Print out the entries below with no edits.

## [Records provided]
......

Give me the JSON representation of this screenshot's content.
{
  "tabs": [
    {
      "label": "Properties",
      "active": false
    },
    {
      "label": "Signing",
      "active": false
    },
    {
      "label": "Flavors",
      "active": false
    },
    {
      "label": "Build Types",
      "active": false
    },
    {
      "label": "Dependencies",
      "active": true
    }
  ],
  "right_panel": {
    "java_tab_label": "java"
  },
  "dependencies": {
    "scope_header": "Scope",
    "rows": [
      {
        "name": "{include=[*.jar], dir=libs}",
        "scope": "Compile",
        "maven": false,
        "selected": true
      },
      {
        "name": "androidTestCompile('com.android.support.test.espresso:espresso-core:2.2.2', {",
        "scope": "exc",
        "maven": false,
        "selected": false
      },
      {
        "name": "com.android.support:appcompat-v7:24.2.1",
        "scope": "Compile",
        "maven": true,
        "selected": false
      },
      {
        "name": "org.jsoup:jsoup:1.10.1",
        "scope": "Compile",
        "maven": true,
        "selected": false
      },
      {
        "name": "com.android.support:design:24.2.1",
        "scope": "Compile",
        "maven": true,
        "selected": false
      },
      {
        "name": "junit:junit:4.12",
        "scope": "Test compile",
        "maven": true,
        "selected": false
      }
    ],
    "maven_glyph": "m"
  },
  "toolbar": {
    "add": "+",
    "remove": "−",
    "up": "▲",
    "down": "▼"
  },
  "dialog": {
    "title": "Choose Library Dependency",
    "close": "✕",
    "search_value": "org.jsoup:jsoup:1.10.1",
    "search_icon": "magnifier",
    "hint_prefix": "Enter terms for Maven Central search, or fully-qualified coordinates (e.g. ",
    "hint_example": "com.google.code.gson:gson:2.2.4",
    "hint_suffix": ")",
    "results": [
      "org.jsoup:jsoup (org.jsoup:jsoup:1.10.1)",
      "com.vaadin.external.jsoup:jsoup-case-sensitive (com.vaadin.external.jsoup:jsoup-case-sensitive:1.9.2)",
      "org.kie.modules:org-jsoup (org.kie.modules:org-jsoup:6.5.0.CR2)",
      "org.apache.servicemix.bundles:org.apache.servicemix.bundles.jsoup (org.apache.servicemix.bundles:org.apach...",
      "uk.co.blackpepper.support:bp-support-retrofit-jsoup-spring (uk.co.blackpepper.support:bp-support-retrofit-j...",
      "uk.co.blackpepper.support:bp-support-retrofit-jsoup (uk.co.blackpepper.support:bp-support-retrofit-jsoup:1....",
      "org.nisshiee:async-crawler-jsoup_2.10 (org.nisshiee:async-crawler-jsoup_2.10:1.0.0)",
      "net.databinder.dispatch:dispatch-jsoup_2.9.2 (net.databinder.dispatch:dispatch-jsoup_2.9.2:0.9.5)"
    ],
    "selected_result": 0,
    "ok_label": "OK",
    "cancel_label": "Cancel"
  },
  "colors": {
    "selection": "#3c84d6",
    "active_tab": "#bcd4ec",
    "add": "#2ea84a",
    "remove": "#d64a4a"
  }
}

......

## [Task output]
Give me the JSON representation of this screenshot's content.
{
  "tabs": [
    {
      "label": "Properties",
      "active": false
    },
    {
      "label": "Signing",
      "active": false
    },
    {
      "label": "Flavors",
      "active": false
    },
    {
      "label": "Build Types",
      "active": false
    },
    {
      "label": "Dependencies",
      "active": true
    }
  ],
  "right_panel": {
    "java_tab_label": "java"
  },
  "dependencies": {
    "scope_header": "Scope",
    "rows": [
      {
        "name": "{include=[*.jar], dir=libs}",
        "scope": "Compile",
        "maven": false,
        "selected": true
      },
      {
        "name": "androidTestCompile('com.android.support.test.espresso:espresso-core:2.2.2', {",
        "scope": "exc",
        "maven": false,
        "selected": false
      },
      {
        "name": "com.android.support:appcompat-v7:24.2.1",
        "scope": "Compile",
        "maven": true,
        "selected": false
      },
      {
        "name": "org.jsoup:jsoup:1.10.1",
        "scope": "Compile",
        "maven": true,
        "selected": false
      },
      {
        "name": "com.android.support:design:24.2.1",
        "scope": "Compile",
        "maven": true,
        "selected": false
      },
      {
        "name": "junit:junit:4.12",
        "scope": "Test compile",
        "maven": true,
        "selected": false
      }
    ],
    "maven_glyph": "m"
  },
  "toolbar": {
    "add": "+",
    "remove": "−",
    "up": "▲",
    "down": "▼"
  },
  "dialog": {
    "title": "Choose Library Dependency",
    "close": "✕",
    "search_value": "org.jsoup:jsoup:1.10.1",
    "search_icon": "magnifier",
    "hint_prefix": "Enter terms for Maven Central search, or fully-qualified coordinates (e.g. ",
    "hint_example": "com.google.code.gson:gson:2.2.4",
    "hint_suffix": ")",
    "results": [
      "org.jsoup:jsoup (org.jsoup:jsoup:1.10.1)",
      "com.vaadin.external.jsoup:jsoup-case-sensitive (com.vaadin.external.jsoup:jsoup-case-sensitive:1.9.2)",
      "org.kie.modules:org-jsoup (org.kie.modules:org-jsoup:6.5.0.CR2)",
      "org.apache.servicemix.bundles:org.apache.servicemix.bundles.jsoup (org.apache.servicemix.bundles:org.apach...",
      "uk.co.blackpepper.support:bp-support-retrofit-jsoup-spring (uk.co.blackpepper.support:bp-support-retrofit-j...",
      "uk.co.blackpepper.support:bp-support-retrofit-jsoup (uk.co.blackpepper.support:bp-support-retrofit-jsoup:1....",
      "org.nisshiee:async-crawler-jsoup_2.10 (org.nisshiee:async-crawler-jsoup_2.10:1.0.0)",
      "net.databinder.dispatch:dispatch-jsoup_2.9.2 (net.databinder.dispatch:dispatch-jsoup_2.9.2:0.9.5)"
    ],
    "selected_result": 0,
    "ok_label": "OK",
    "cancel_label": "Cancel"
  },
  "colors": {
    "selection": "#3c84d6",
    "active_tab": "#bcd4ec",
    "add": "#2ea84a",
    "remove": "#d64a4a"
  }
}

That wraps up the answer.